Task goal: When a line of the entries contains the word "text", report that line.

The data:
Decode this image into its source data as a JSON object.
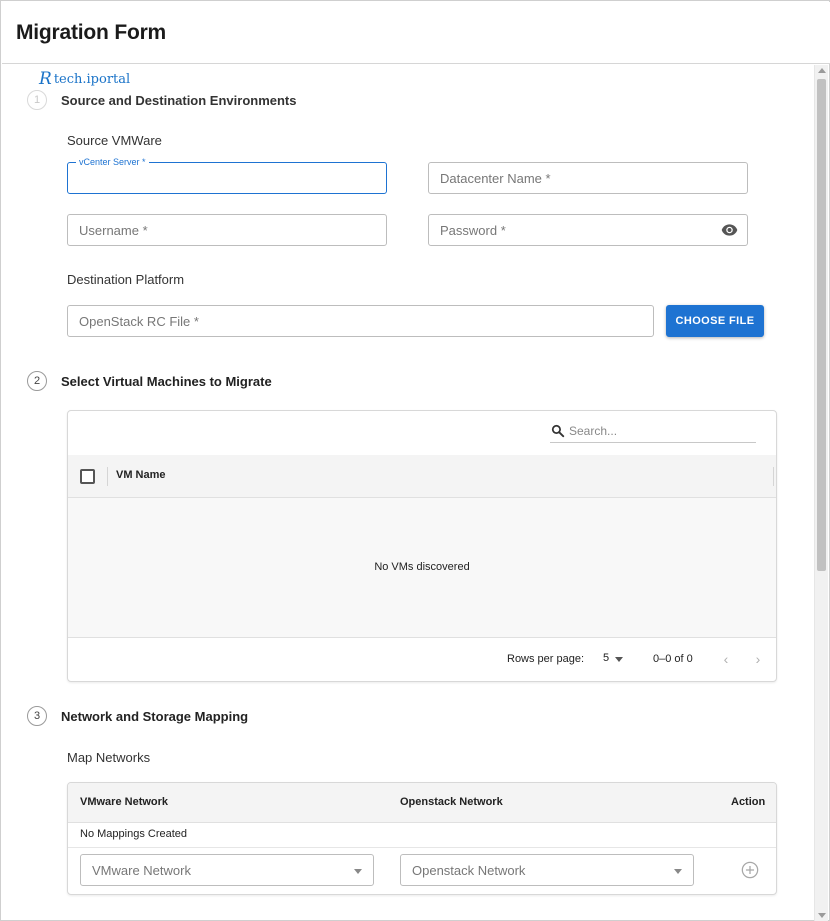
{
  "header": {
    "title": "Migration Form"
  },
  "watermark": {
    "text": "tech.iportal",
    "icon": "R"
  },
  "steps": [
    {
      "number": "1",
      "title": "Source and Destination Environments"
    },
    {
      "number": "2",
      "title": "Select Virtual Machines to Migrate"
    },
    {
      "number": "3",
      "title": "Network and Storage Mapping"
    }
  ],
  "source": {
    "section_label": "Source VMWare",
    "vcenter": {
      "label": "vCenter Server *",
      "value": ""
    },
    "datacenter": {
      "placeholder": "Datacenter Name *"
    },
    "username": {
      "placeholder": "Username *"
    },
    "password": {
      "placeholder": "Password *"
    }
  },
  "destination": {
    "section_label": "Destination Platform",
    "rc_file": {
      "placeholder": "OpenStack RC File *"
    },
    "choose_file_label": "CHOOSE FILE"
  },
  "vm_table": {
    "search_placeholder": "Search...",
    "columns": [
      "VM Name"
    ],
    "rows": [],
    "empty_message": "No VMs discovered",
    "pagination": {
      "rows_per_page_label": "Rows per page:",
      "rows_per_page_value": "5",
      "range": "0–0 of 0",
      "prev": "‹",
      "next": "›"
    }
  },
  "mapping": {
    "section_label": "Map Networks",
    "columns": [
      "VMware Network",
      "Openstack Network",
      "Action"
    ],
    "empty_message": "No Mappings Created",
    "vmware_select_placeholder": "VMware Network",
    "openstack_select_placeholder": "Openstack Network"
  },
  "colors": {
    "accent": "#1e73d2",
    "watermark": "#1a73c8",
    "table_header_bg": "#f4f4f4"
  }
}
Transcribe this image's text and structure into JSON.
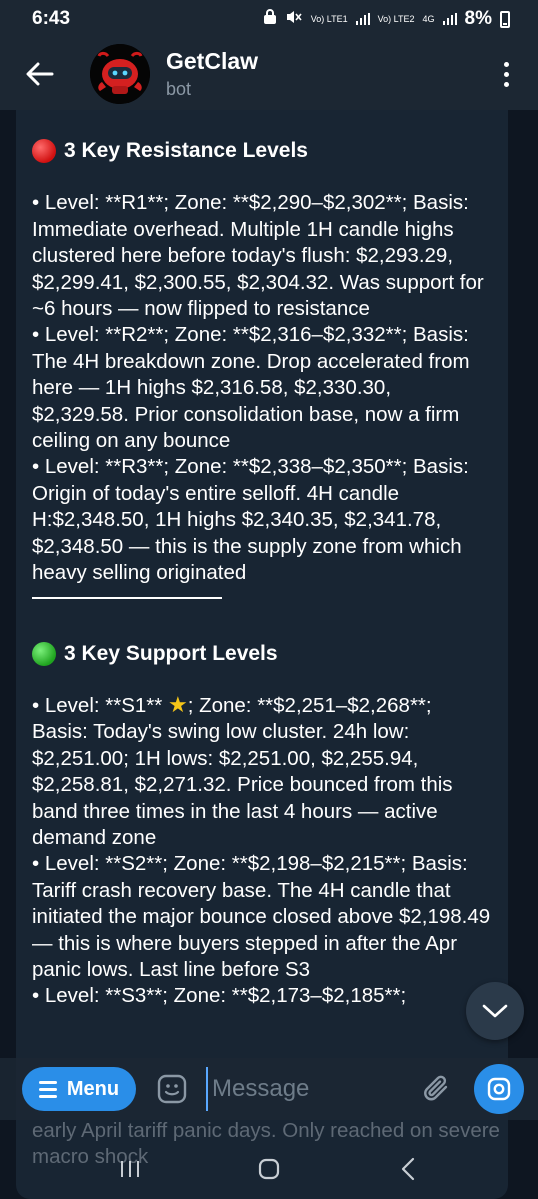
{
  "status": {
    "time": "6:43",
    "sim1": "Vo) LTE1",
    "sim2": "Vo) LTE2",
    "network": "4G",
    "battery": "8%"
  },
  "header": {
    "title": "GetClaw",
    "subtitle": "bot"
  },
  "message": {
    "resistance_title": "3 Key Resistance Levels",
    "resistance_items": [
      "• Level: **R1**; Zone: **$2,290–$2,302**; Basis: Immediate overhead. Multiple 1H candle highs clustered here before today's flush: $2,293.29, $2,299.41, $2,300.55, $2,304.32. Was support for ~6 hours — now flipped to resistance",
      "• Level: **R2**; Zone: **$2,316–$2,332**; Basis: The 4H breakdown zone. Drop accelerated from here — 1H highs $2,316.58, $2,330.30, $2,329.58. Prior consolidation base, now a firm ceiling on any bounce",
      "• Level: **R3**; Zone: **$2,338–$2,350**; Basis: Origin of today's entire selloff. 4H candle H:$2,348.50, 1H highs $2,340.35, $2,341.78, $2,348.50 — this is the supply zone from which heavy selling originated"
    ],
    "separator": "________________",
    "support_title": "3 Key Support Levels",
    "s1_prefix": "• Level: **S1** ",
    "s1_rest": "; Zone: **$2,251–$2,268**; Basis: Today's swing low cluster. 24h low: $2,251.00; 1H lows: $2,251.00, $2,255.94, $2,258.81, $2,271.32. Price bounced from this band three times in the last 4 hours — active demand zone",
    "s2": "• Level: **S2**; Zone: **$2,198–$2,215**; Basis: Tariff crash recovery base. The 4H candle that initiated the major bounce closed above $2,198.49 — this is where buyers stepped in after the Apr panic lows. Last line before S3",
    "s3": "• Level: **S3**; Zone: **$2,173–$2,185**;",
    "below_input": "early April tariff panic days. Only reached on severe macro shock"
  },
  "input": {
    "menu_label": "Menu",
    "placeholder": "Message"
  },
  "colors": {
    "accent": "#2a8ee8",
    "bubble": "#182533",
    "background": "#0e1621",
    "header": "#1c2733"
  },
  "icons": [
    "back-arrow-icon",
    "bot-avatar-icon",
    "more-vert-icon",
    "chevron-down-icon",
    "menu-icon",
    "sticker-icon",
    "attach-icon",
    "camera-icon",
    "recents-icon",
    "home-icon",
    "back-nav-icon"
  ]
}
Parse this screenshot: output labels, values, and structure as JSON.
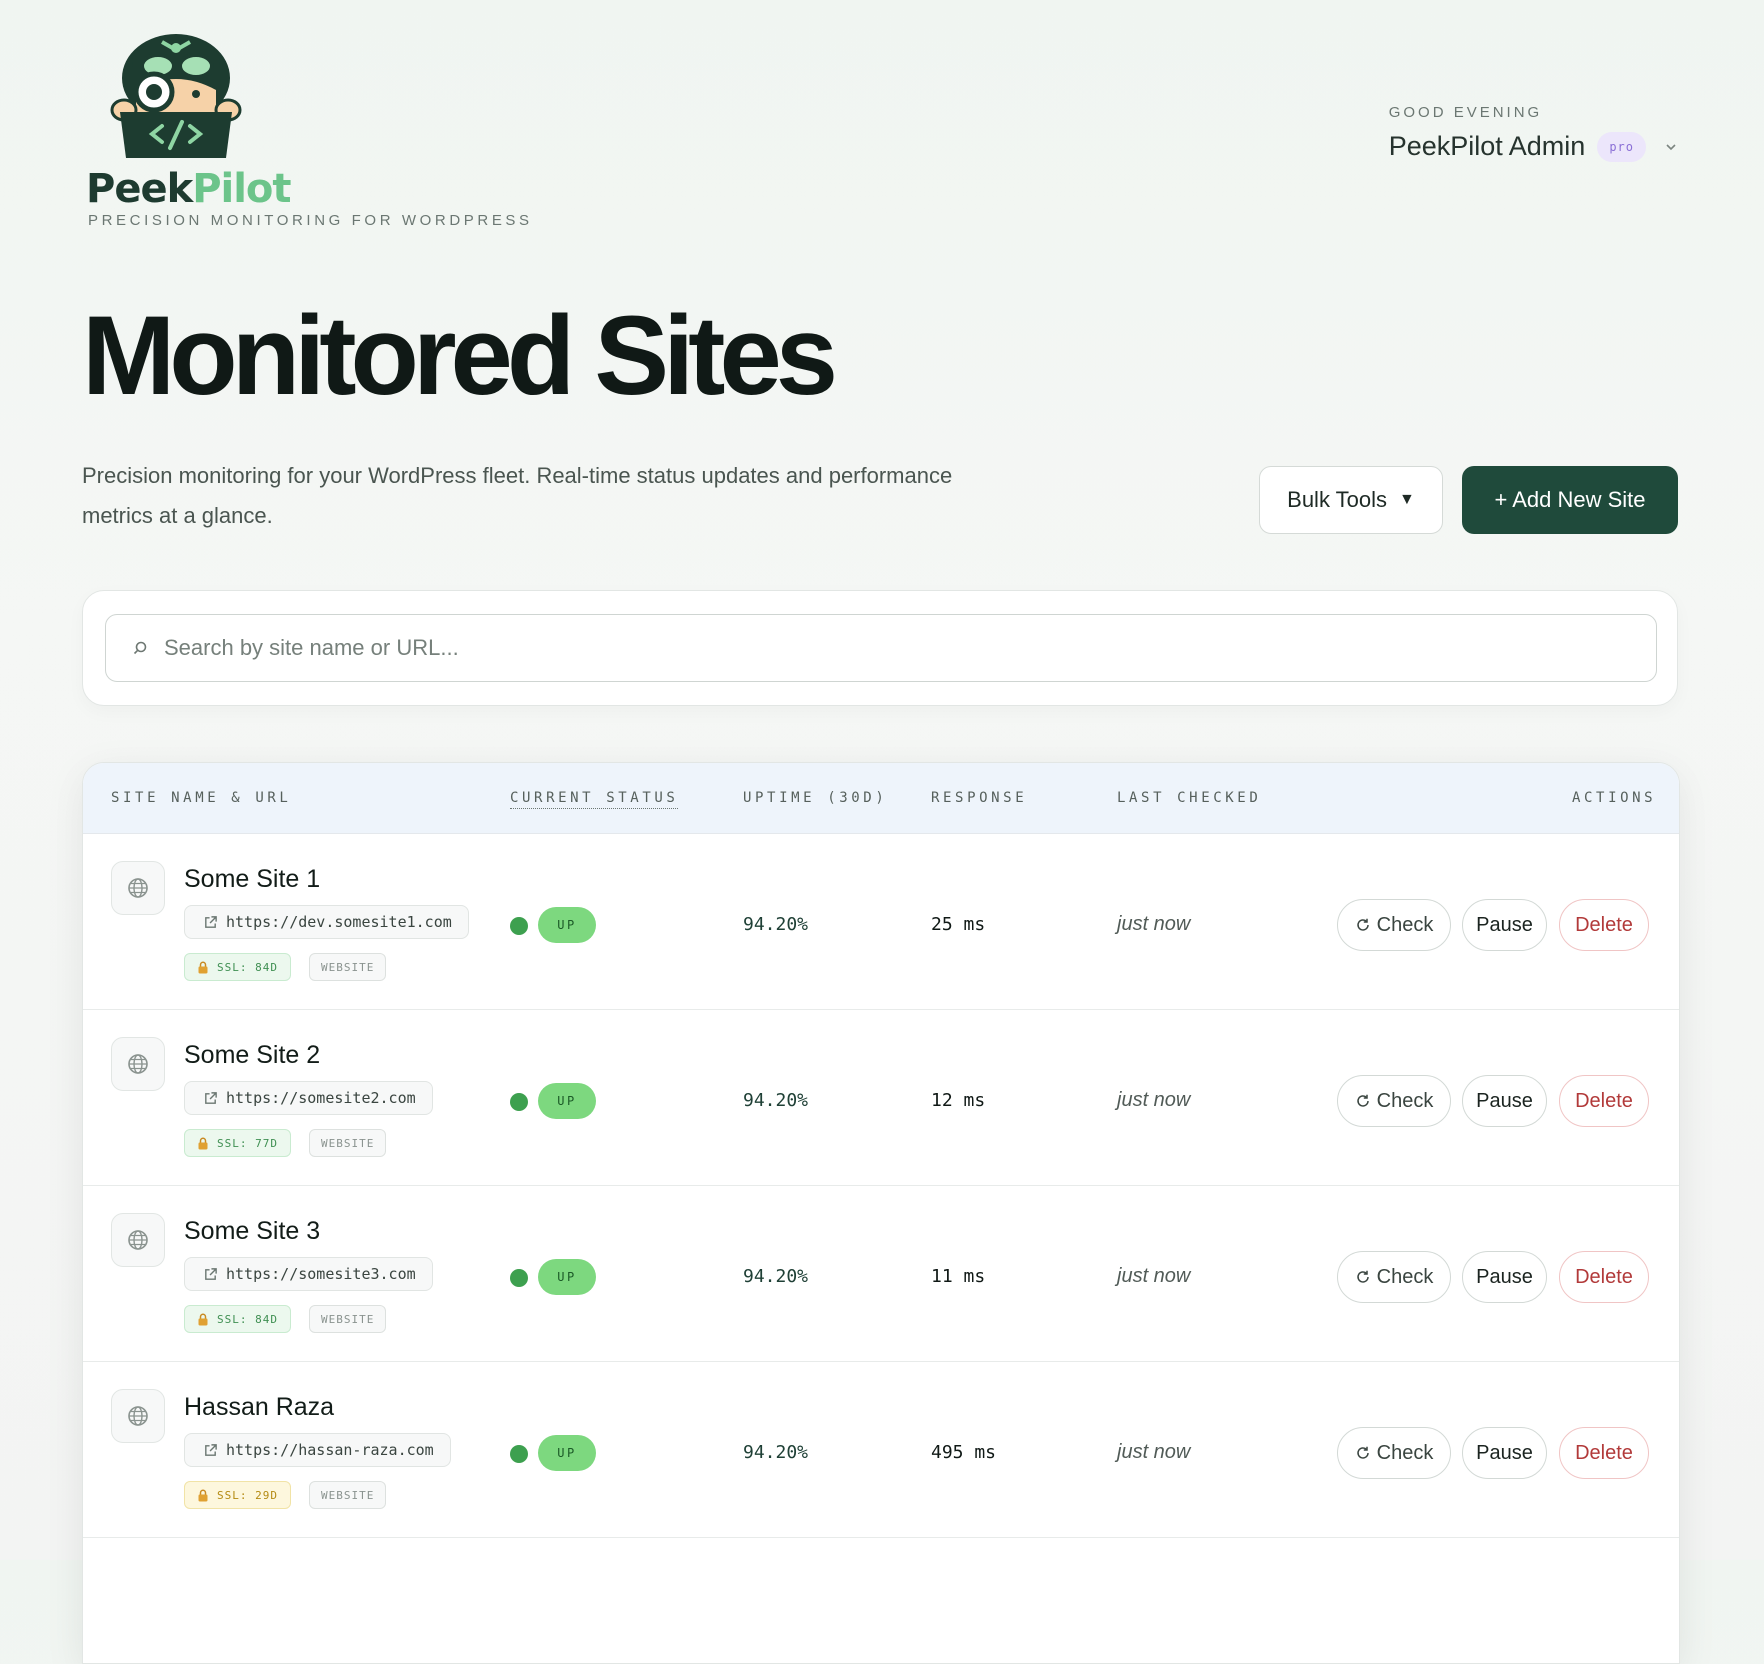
{
  "brand": {
    "name_part1": "Peek",
    "name_part2": "Pilot",
    "tagline": "PRECISION MONITORING FOR WORDPRESS",
    "colors": {
      "primary": "#1f4a3b",
      "accent": "#6cc48a"
    }
  },
  "user": {
    "greeting": "GOOD EVENING",
    "name": "PeekPilot Admin",
    "badge": "pro"
  },
  "page": {
    "title": "Monitored Sites",
    "subtitle": "Precision monitoring for your WordPress fleet. Real-time status updates and performance metrics at a glance."
  },
  "toolbar": {
    "bulk_label": "Bulk Tools",
    "bulk_caret": "▼",
    "add_label": "+ Add New Site"
  },
  "search": {
    "placeholder": "Search by site name or URL..."
  },
  "table": {
    "headers": {
      "site": "SITE NAME & URL",
      "status": "CURRENT STATUS",
      "uptime": "UPTIME (30D)",
      "response": "RESPONSE",
      "checked": "LAST CHECKED",
      "actions": "ACTIONS"
    },
    "rows": [
      {
        "name": "Some Site 1",
        "url": "https://dev.somesite1.com",
        "ssl": "SSL: 84D",
        "ssl_state": "green",
        "type": "WEBSITE",
        "status": "UP",
        "uptime": "94.20%",
        "response": "25 ms",
        "checked": "just now"
      },
      {
        "name": "Some Site 2",
        "url": "https://somesite2.com",
        "ssl": "SSL: 77D",
        "ssl_state": "green",
        "type": "WEBSITE",
        "status": "UP",
        "uptime": "94.20%",
        "response": "12 ms",
        "checked": "just now"
      },
      {
        "name": "Some Site 3",
        "url": "https://somesite3.com",
        "ssl": "SSL: 84D",
        "ssl_state": "green",
        "type": "WEBSITE",
        "status": "UP",
        "uptime": "94.20%",
        "response": "11 ms",
        "checked": "just now"
      },
      {
        "name": "Hassan Raza",
        "url": "https://hassan-raza.com",
        "ssl": "SSL: 29D",
        "ssl_state": "yellow",
        "type": "WEBSITE",
        "status": "UP",
        "uptime": "94.20%",
        "response": "495 ms",
        "checked": "just now"
      }
    ],
    "actions": {
      "check": "Check",
      "pause": "Pause",
      "delete": "Delete"
    }
  }
}
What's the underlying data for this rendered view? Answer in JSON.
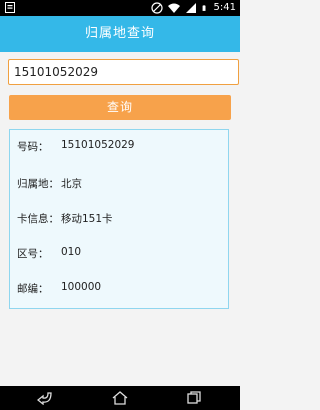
{
  "status_bar": {
    "time": "5:41",
    "icons": [
      "notification-icon",
      "mute-icon",
      "wifi-icon",
      "signal-icon",
      "battery-icon"
    ]
  },
  "header": {
    "title": "归属地查询"
  },
  "search": {
    "value": "15101052029"
  },
  "query_button": {
    "label": "查询"
  },
  "result": {
    "number_label": "号码：",
    "number_value": "15101052029",
    "location_label": "归属地：",
    "location_value": "北京",
    "card_label": "卡信息：",
    "card_value": "移动151卡",
    "area_code_label": "区号：",
    "area_code_value": "010",
    "postcode_label": "邮编：",
    "postcode_value": "100000"
  },
  "nav_bar": {
    "icons": [
      "back-icon",
      "home-icon",
      "recents-icon"
    ]
  },
  "colors": {
    "title_bar": "#34b8e8",
    "button": "#f7a24b",
    "input_border": "#f0a040",
    "panel_border": "#8fd6ef",
    "panel_bg": "#eef9fd"
  }
}
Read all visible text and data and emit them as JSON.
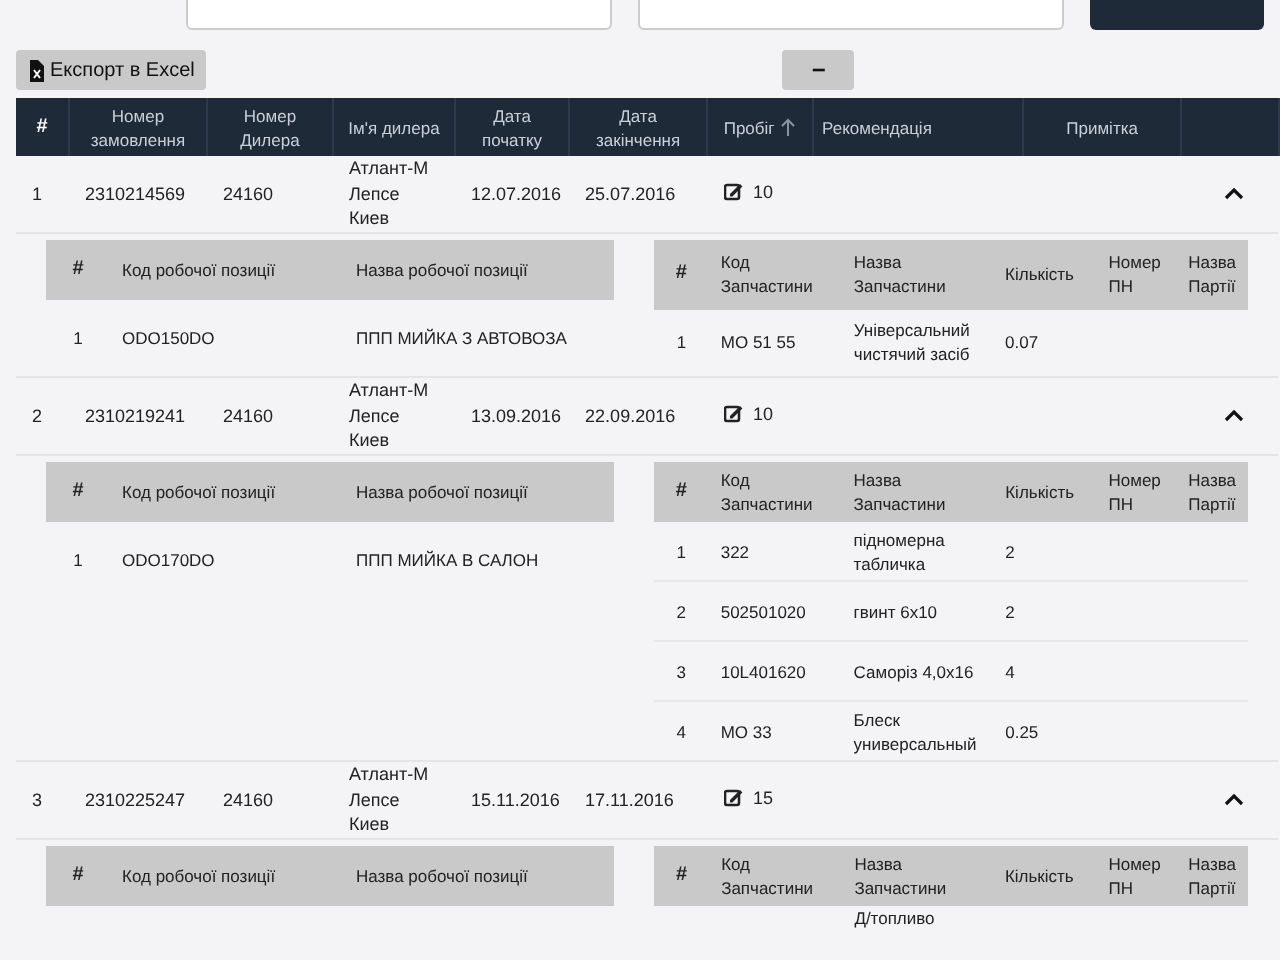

Your solution:
    "text": "tech.iportal",
Transcribe this image's text and structure into JSON.
Read all visible text and data and emit them as JSON.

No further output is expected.